[Record excerpts Boundary: Start]

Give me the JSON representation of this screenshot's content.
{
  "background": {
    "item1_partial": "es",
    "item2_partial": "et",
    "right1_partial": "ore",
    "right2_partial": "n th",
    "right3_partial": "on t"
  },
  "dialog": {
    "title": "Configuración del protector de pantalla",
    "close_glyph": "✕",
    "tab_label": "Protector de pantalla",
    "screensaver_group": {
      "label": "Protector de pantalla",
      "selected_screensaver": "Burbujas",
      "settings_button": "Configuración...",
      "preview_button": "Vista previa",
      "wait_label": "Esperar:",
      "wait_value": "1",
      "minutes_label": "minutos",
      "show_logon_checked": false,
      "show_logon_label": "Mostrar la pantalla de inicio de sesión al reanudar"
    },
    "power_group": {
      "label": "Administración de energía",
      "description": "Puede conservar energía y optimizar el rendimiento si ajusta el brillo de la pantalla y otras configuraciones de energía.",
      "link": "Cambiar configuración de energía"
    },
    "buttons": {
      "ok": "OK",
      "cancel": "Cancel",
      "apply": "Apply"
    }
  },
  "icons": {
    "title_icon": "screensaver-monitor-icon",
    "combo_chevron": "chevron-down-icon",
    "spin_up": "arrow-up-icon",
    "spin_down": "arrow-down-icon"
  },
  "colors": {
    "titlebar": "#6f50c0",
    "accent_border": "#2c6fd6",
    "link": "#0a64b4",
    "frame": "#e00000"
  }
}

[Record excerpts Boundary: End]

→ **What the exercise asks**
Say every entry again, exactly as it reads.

→ **Your response**
Give me the JSON representation of this screenshot's content.
{
  "background": {
    "item1_partial": "es",
    "item2_partial": "et",
    "right1_partial": "ore",
    "right2_partial": "n th",
    "right3_partial": "on t"
  },
  "dialog": {
    "title": "Configuración del protector de pantalla",
    "close_glyph": "✕",
    "tab_label": "Protector de pantalla",
    "screensaver_group": {
      "label": "Protector de pantalla",
      "selected_screensaver": "Burbujas",
      "settings_button": "Configuración...",
      "preview_button": "Vista previa",
      "wait_label": "Esperar:",
      "wait_value": "1",
      "minutes_label": "minutos",
      "show_logon_checked": false,
      "show_logon_label": "Mostrar la pantalla de inicio de sesión al reanudar"
    },
    "power_group": {
      "label": "Administración de energía",
      "description": "Puede conservar energía y optimizar el rendimiento si ajusta el brillo de la pantalla y otras configuraciones de energía.",
      "link": "Cambiar configuración de energía"
    },
    "buttons": {
      "ok": "OK",
      "cancel": "Cancel",
      "apply": "Apply"
    }
  },
  "icons": {
    "title_icon": "screensaver-monitor-icon",
    "combo_chevron": "chevron-down-icon",
    "spin_up": "arrow-up-icon",
    "spin_down": "arrow-down-icon"
  },
  "colors": {
    "titlebar": "#6f50c0",
    "accent_border": "#2c6fd6",
    "link": "#0a64b4",
    "frame": "#e00000"
  }
}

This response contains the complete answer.